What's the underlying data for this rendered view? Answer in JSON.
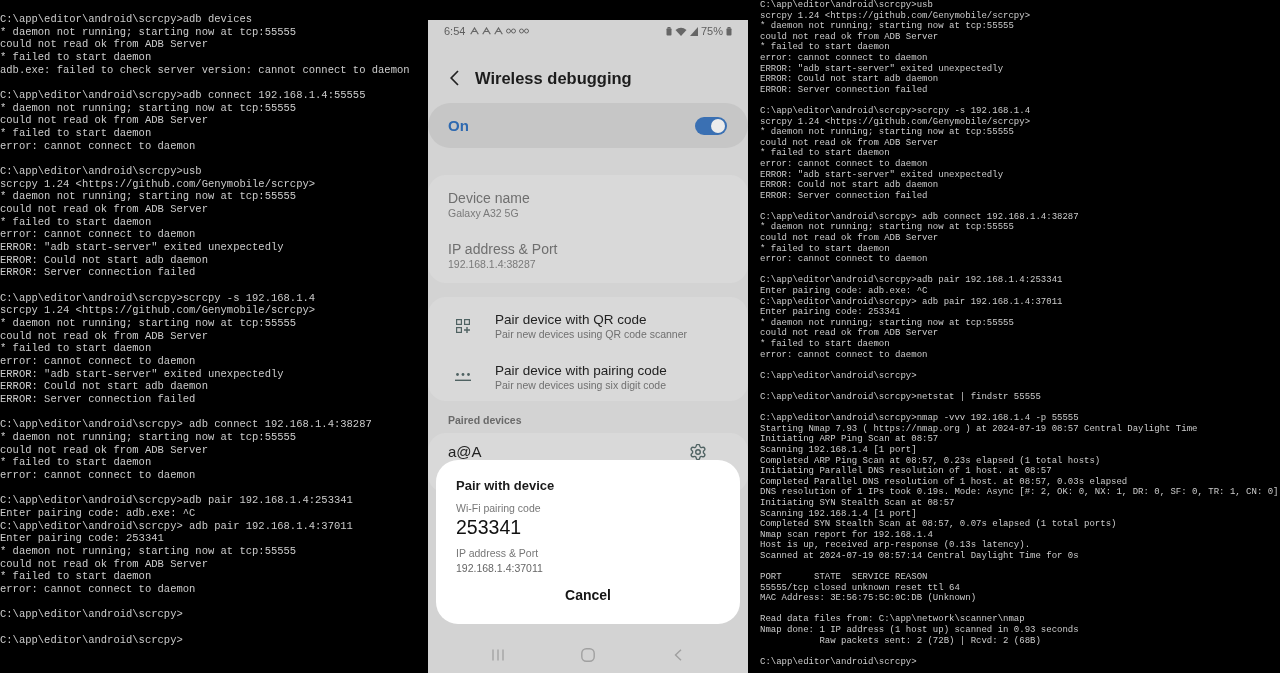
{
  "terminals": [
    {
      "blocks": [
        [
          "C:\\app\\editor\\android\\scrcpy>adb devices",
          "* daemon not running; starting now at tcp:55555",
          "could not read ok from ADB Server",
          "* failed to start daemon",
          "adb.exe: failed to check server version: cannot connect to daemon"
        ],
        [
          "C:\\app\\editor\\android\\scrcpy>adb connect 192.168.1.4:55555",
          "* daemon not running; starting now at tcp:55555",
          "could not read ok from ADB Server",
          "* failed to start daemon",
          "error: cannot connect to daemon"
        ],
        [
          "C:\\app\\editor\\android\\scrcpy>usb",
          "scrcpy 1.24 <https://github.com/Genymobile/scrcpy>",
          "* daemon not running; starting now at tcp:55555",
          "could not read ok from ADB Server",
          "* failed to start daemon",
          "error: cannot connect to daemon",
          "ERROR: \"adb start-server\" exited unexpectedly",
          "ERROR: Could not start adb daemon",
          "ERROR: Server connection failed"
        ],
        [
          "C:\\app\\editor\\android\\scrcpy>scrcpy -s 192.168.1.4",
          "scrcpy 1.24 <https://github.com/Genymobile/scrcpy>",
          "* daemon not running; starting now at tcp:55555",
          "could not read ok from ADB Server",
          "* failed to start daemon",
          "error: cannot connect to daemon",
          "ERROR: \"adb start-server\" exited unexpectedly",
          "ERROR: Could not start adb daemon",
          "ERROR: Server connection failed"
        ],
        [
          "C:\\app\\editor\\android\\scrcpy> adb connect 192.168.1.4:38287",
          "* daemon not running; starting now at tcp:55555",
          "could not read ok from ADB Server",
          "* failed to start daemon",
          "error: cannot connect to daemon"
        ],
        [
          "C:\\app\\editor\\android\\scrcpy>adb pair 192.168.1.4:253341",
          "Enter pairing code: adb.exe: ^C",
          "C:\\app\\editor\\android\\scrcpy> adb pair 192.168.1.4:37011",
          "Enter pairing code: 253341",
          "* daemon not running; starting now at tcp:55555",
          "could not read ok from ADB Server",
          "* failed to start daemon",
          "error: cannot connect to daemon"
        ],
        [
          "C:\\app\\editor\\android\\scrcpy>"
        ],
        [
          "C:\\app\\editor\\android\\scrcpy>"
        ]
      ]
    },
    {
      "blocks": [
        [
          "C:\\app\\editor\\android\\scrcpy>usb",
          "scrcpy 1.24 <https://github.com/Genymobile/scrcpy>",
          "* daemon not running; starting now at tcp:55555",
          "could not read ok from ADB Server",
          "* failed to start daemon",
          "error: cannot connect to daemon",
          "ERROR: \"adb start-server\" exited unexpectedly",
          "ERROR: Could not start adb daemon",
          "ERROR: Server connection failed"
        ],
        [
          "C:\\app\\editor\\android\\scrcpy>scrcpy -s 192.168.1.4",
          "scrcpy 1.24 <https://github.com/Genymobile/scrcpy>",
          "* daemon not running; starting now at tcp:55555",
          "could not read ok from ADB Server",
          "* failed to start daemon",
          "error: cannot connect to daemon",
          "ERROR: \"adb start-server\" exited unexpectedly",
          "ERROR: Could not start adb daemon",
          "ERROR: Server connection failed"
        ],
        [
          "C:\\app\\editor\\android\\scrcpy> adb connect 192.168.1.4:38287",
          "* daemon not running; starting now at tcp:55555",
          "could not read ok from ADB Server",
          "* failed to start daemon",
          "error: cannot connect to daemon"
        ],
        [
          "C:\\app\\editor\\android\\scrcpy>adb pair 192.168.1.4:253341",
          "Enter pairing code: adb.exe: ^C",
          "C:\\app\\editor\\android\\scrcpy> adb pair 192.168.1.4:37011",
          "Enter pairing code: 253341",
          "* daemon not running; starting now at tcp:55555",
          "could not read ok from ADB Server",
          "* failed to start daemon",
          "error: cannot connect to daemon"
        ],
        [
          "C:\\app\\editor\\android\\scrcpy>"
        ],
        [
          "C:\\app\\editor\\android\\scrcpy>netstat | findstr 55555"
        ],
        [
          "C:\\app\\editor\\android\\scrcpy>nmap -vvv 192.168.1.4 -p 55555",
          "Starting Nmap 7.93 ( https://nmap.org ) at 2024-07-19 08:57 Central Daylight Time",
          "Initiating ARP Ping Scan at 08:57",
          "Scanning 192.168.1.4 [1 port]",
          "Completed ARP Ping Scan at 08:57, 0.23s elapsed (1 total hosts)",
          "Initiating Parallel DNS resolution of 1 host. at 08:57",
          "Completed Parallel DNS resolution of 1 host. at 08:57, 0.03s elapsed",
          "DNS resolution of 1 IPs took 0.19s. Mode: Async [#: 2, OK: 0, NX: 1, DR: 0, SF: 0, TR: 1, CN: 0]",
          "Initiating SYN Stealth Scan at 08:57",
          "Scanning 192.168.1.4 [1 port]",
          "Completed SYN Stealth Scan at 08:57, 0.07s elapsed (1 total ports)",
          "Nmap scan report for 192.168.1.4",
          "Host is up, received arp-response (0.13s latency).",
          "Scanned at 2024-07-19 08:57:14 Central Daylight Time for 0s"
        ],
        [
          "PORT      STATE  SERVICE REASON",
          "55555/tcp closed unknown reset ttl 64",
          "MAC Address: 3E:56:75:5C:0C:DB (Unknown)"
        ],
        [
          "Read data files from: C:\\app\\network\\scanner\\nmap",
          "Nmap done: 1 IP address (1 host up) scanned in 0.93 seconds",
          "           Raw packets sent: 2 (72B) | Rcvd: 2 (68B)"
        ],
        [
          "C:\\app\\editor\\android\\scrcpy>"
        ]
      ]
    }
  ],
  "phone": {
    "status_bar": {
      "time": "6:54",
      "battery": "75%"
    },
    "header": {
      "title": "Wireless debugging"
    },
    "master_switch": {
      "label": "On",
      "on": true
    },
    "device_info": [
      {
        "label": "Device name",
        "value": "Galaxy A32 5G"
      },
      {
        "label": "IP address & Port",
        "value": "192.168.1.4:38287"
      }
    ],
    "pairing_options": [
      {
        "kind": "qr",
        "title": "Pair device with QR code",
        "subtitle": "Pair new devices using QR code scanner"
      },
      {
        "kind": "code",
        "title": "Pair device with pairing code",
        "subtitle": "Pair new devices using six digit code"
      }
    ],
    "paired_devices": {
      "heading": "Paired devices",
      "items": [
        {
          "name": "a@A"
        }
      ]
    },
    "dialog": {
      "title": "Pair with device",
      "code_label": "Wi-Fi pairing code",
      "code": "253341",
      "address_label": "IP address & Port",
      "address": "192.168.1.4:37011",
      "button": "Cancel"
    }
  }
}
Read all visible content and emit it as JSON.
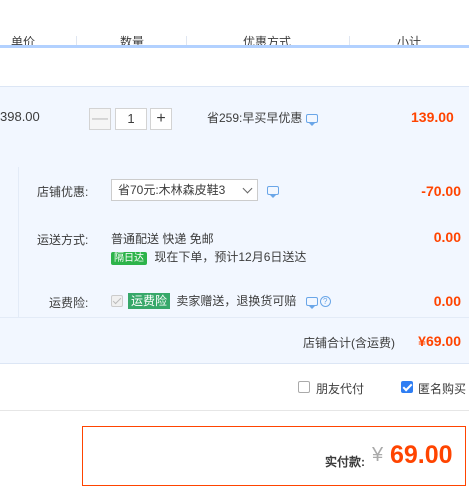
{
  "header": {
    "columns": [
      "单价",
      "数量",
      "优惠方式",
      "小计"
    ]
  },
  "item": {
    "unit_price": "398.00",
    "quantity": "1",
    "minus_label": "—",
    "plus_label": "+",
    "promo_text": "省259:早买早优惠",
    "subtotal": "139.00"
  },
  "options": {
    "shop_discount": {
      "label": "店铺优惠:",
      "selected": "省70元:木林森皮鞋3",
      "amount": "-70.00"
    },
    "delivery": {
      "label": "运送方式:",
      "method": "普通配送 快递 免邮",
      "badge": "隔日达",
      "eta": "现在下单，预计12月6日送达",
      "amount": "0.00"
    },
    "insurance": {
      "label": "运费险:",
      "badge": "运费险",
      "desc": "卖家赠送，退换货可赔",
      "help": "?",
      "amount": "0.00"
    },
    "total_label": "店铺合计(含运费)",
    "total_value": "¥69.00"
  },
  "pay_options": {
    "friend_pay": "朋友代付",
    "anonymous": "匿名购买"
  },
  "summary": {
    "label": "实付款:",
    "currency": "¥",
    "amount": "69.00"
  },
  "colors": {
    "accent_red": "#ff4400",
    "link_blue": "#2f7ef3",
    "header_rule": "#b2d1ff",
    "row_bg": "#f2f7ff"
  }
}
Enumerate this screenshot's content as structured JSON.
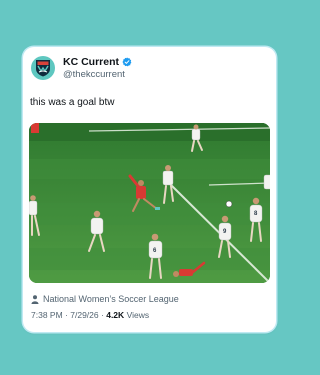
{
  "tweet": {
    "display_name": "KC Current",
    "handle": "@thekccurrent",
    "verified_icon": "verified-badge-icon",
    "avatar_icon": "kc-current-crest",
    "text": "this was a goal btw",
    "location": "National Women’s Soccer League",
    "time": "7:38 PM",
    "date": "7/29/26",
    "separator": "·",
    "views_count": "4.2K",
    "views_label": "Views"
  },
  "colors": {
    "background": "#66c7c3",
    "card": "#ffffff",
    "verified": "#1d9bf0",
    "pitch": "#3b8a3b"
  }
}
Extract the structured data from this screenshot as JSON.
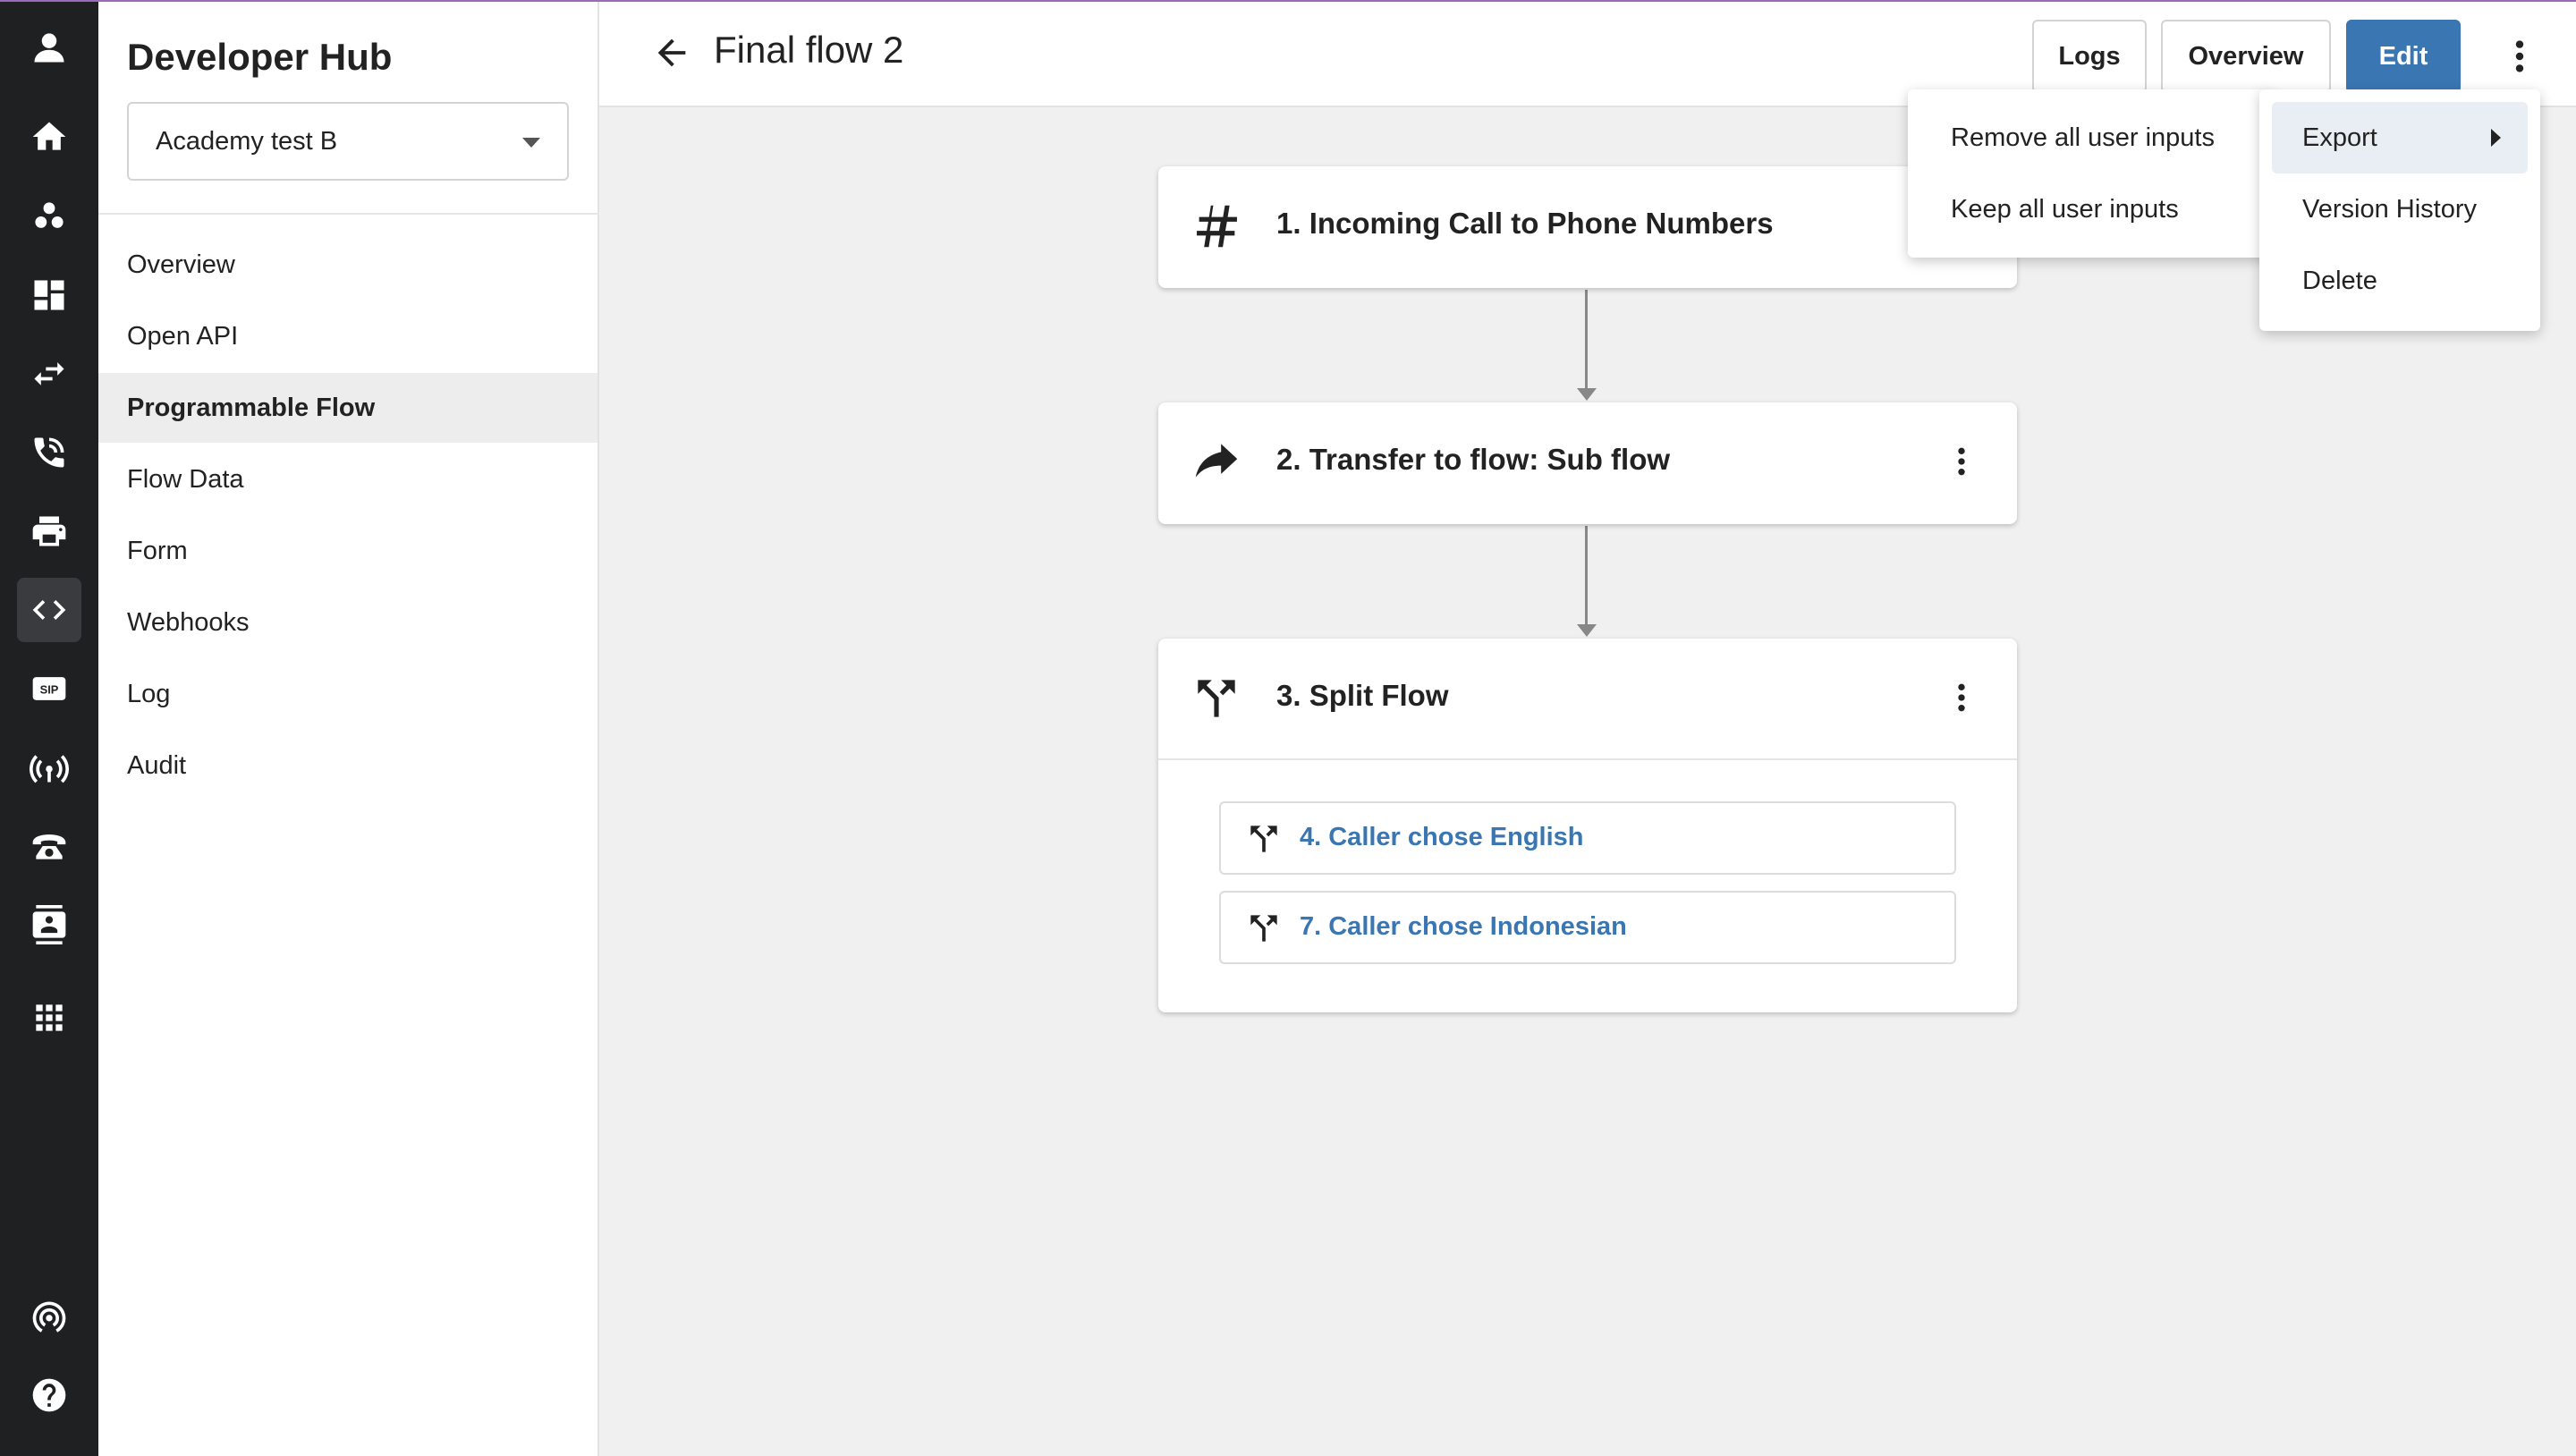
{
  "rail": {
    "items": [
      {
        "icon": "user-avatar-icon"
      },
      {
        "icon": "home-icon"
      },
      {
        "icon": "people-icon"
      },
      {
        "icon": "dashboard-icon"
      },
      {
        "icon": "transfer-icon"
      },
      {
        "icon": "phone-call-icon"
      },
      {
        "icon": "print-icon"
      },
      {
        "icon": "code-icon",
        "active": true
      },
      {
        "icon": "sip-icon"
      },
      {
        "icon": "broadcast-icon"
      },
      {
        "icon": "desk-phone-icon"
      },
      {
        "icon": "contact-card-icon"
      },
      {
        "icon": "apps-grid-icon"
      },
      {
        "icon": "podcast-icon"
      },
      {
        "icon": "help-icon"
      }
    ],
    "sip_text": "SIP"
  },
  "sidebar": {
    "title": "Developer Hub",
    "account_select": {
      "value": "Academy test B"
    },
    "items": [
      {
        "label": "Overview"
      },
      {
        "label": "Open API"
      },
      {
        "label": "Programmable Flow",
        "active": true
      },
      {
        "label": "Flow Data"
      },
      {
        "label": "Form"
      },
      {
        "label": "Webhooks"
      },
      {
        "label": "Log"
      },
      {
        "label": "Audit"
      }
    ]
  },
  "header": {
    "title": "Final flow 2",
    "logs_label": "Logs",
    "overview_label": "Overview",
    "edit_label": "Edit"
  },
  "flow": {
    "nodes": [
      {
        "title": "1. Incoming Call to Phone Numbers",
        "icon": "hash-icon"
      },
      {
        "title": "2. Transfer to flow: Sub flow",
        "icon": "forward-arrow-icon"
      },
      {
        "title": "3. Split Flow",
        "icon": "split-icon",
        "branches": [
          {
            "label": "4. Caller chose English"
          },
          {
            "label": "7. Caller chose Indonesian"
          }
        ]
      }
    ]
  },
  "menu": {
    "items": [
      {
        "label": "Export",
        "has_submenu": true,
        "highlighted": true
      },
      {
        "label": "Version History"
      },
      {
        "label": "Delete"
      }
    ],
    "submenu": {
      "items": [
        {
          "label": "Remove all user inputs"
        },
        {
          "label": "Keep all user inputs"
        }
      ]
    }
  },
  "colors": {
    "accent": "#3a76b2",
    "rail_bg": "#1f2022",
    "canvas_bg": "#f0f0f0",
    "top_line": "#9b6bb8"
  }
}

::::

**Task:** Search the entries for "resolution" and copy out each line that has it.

**Written solution:**
          "Initiating Parallel DNS resolution of 1 host. at 08:57",
          "Completed Parallel DNS resolution of 1 host. at 08:57, 0.03s elapsed",
          "DNS resolution of 1 IPs took 0.19s. Mode: Async [#: 2, OK: 0, NX: 1, DR: 0, SF: 0, TR: 1, CN: 0]",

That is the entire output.